Iroko or iroco is the common name that receives the timber of the tree Milicia excelsa, a species original from many countries of the central and eastern Africa. Despite the species is considered threatened since 1998, their intense exploitation continues nowadays. Its appearance is similar to the teak timber, so it is also known as the “African teak” in many places.
The iroko wood has either a light brown colour or a pale yellow one, both in the sapwood and the heartwood, and it eventually darkens to a golden or reddish flush, depending on the light over it.
The iroko wood has a straight grain although it tends to intertwine slightly, and its grain size varies from medium to coarse. It is a heavy wood, with a density of approximately 650 kg/m3.
The iroko wood is a very resistant hardwood to both putrefaction and the insect attack. It is also resistant to bending, compression and traction.
Working with iroko wood may present some drawbacks if we consider that the material contains some calcareous residues which may cause some abrasiveness on the skin, so it is advisable to use mask and protection when sawing or planning the material, especially. The tannins in the resin may hinder the drying of the oxidant varnishes applied and the casein glues sizing, while the screwing can be nailed without any problem. The sapwood of the iroko wood is impregnable, but the heartwood does not have this property.

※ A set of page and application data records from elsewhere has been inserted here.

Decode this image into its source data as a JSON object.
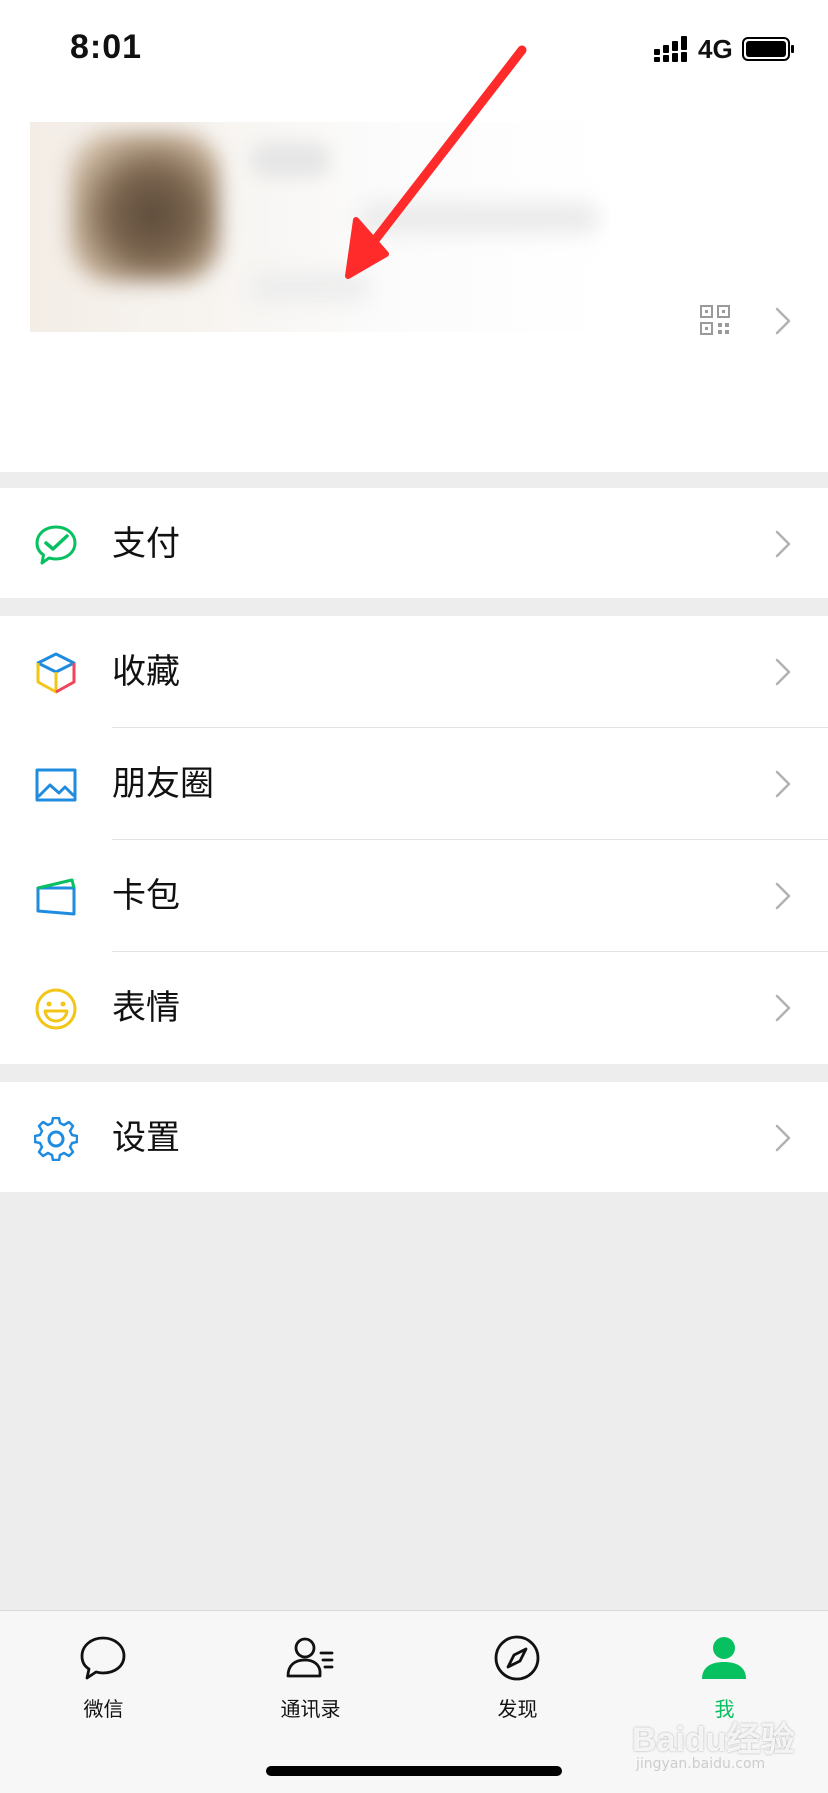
{
  "status_bar": {
    "time": "8:01",
    "network": "4G"
  },
  "profile": {
    "qr_icon": "qr-code-icon",
    "chevron_icon": "chevron-right-icon"
  },
  "menu": {
    "pay": {
      "label": "支付",
      "icon": "pay-icon",
      "color": "#07c160"
    },
    "favorites": {
      "label": "收藏",
      "icon": "favorites-cube-icon"
    },
    "moments": {
      "label": "朋友圈",
      "icon": "moments-image-icon",
      "color": "#1f8ce0"
    },
    "cards": {
      "label": "卡包",
      "icon": "card-wallet-icon",
      "color": "#1f8ce0"
    },
    "stickers": {
      "label": "表情",
      "icon": "smiley-icon",
      "color": "#f2c617"
    },
    "settings": {
      "label": "设置",
      "icon": "gear-icon",
      "color": "#1f8ce0"
    }
  },
  "tabbar": {
    "chats": {
      "label": "微信",
      "icon": "chat-bubble-icon"
    },
    "contacts": {
      "label": "通讯录",
      "icon": "contacts-icon"
    },
    "discover": {
      "label": "发现",
      "icon": "compass-icon"
    },
    "me": {
      "label": "我",
      "icon": "person-icon",
      "active": true,
      "color": "#07c160"
    }
  },
  "watermark": {
    "text": "Baidu经验",
    "sub": "jingyan.baidu.com"
  },
  "colors": {
    "accent_green": "#07c160",
    "background": "#ededed",
    "annotation_red": "#ff2a2a"
  }
}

Since this is such a tough timber, the iroko wood is especially used for posters and woodcarvings exposed to the weather. It is also used for outdoor constructions, such as pallets, carpentry, structures, decorative plates, parks and gardens furniture, woodwork and shipbuilding, stairs, doors, paneling, friezes, floorboards, baseboards and several different moldings.